By Konstantine Fekos
With this year’s rabies count now equal to the county record of 12 cases in 2002, the Crawford County Humane Society is urging the public to be alert.
“It’s a cause to really start using caution,” said LeRoy Stearns, the local Humane Society director. “The number has really grown and I’m concerned it will continue.”
In efforts to prevent an outbreak outright, the Humane Society will be offering rabies vaccines for cats and dogs from 10 a.m. to 2 p.m. at the Antlers & Anglers event on Saturday at the Crawford County Fairgrounds.
Vaccinations will cost $12. Pet owners requesting a three-year vaccine will need to bring their animal’s previous vaccination record. Animals must be leashed to receive immunization.
“There have been at least two reports of rabies-positive animals in the city of Meadville,” said Stearns, noting a strong possibility of spread among animals commonly left outside. “Cats may be next. It only takes one cat.”
The breakdown for Crawford County consists of 11 reports of raccoons and one groundhog that tested positive for the virus out of Pennsylvania’s 230 cases between January and July.
The past two years have seen only three confirmed cases. Records on verified county statistics go back to 2001.
Raccoons, bats, skunks and foxes have the highest numbers of confirmed reports respectively, but Pennsylvania has also seen cases of deer, cattle, horses, cats and a bobcat.
“Our employees will be handling sick animals differently,” said Stearns. “Some of our staff have been vaccinated, but many will need a series of prevention shots by November.”
The cost for all of the society’s employees and veterinary workers may run as high as $7,000.
Stearns, who was vaccinated during more than 25 years of handling animals, emphasized avoidance as a top prevention method and immediate medical treatment in the event of contact or injury.
“Don’t approach stray animals or any you don’t know,” warned Stearns, also naming that as a good general rule to follow. “In the event of any scratch or bite, get immediate medical treatment. Lastly, have your pets vaccinated.”
Animals with rabies may or may not display obvious symptoms, given the virus’ variable incubation period, according to the Pennsylvania Department of Agriculture (DOA). Nonetheless, signs to watch for are separated into two categories: furious and paralytic.
The first category’s symptoms include aggressiveness, loss of fear to noise or human activity, daylight activity in otherwise nocturnal creatures, and restlessness or excessive vocalization. Dull symptoms include incoordination or loss of balance, slack jaw and weak hind legs.
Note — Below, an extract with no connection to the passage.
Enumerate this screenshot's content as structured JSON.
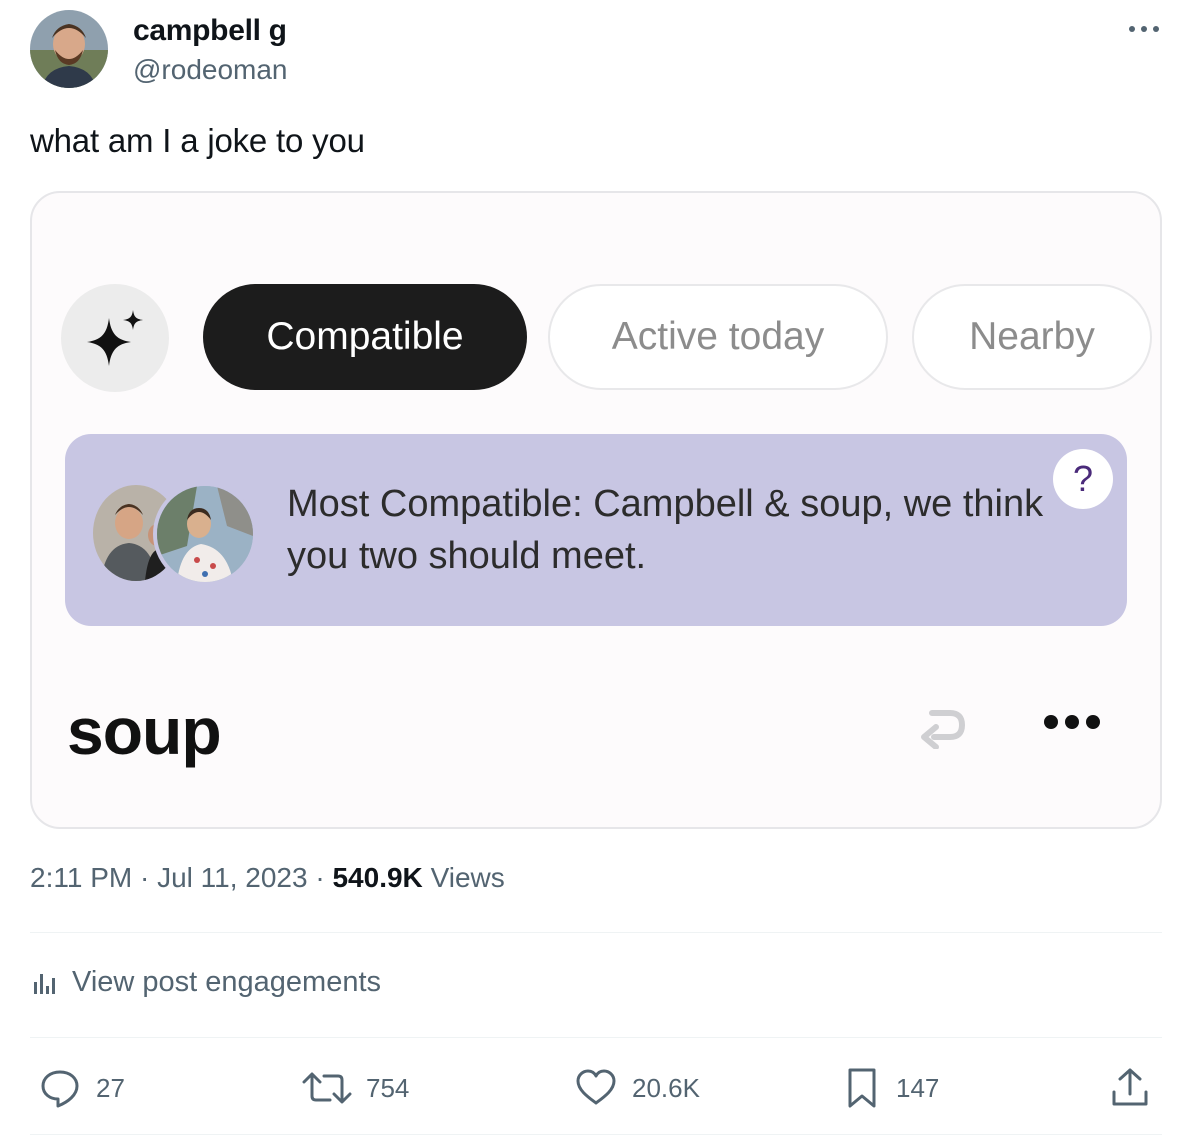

“For instance, if you see raccoons out during the day time, something’s definitely not right,” said Stearns. “Or if you see an animal acting aggressive or that seems to be losing its balance, your best bet is definitely to stay away.”
Rabies can only be properly identified through tests on brain tissue, according to Stearns. Therefore, the symptoms can be confused with other diseases.
“Anyone disposing of animals needs to do so properly,” he said. “Even the area in which the animal was destroyed needs to be bleached to eliminate any rabies residue.”
The DOA also mentions the dangers of saliva from infected animals.
If anyone suspects a wild mammal is infected, the DOA requires they call the Pennsylvania Game Commission to capture the animal and submit it for testing. Only domestic cases can be taken to the Humane Society, said Stearn.
“It’s not an epidemic or reason to panic, but I certainly hope people will take these numbers seriously,” he concluded. “Just use caution.”
- More information: Contact Pennsylvania Department of Health, 1-887-724-3258; Pennsylvania Game Commission Northwest Regional Office, (814) 432-3187; Visit agriculture.state.pa.us and search “rabies.”
Confirmed cases in Crawford County 2001-12
2012: 12 as of Oct. 2
What to do
If you see an animal that displays symptoms of rabies or have been bitten by an animal, even if it does not appear to have rabies, call the state Department of Health at (877) PAHEALTH or the local state Department of Agriculture office at 332-6890. If the incident takes place outside of regular work hours, call 911.
Did you know?
Pennsylvania law requires all dogs and non-feral cats 3 months of age and older to be vaccinated against rabies. Booster vaccinations must be administered periodically to maintain lifelong immunity. Failure to comply with the law may result in a fine of up to $500.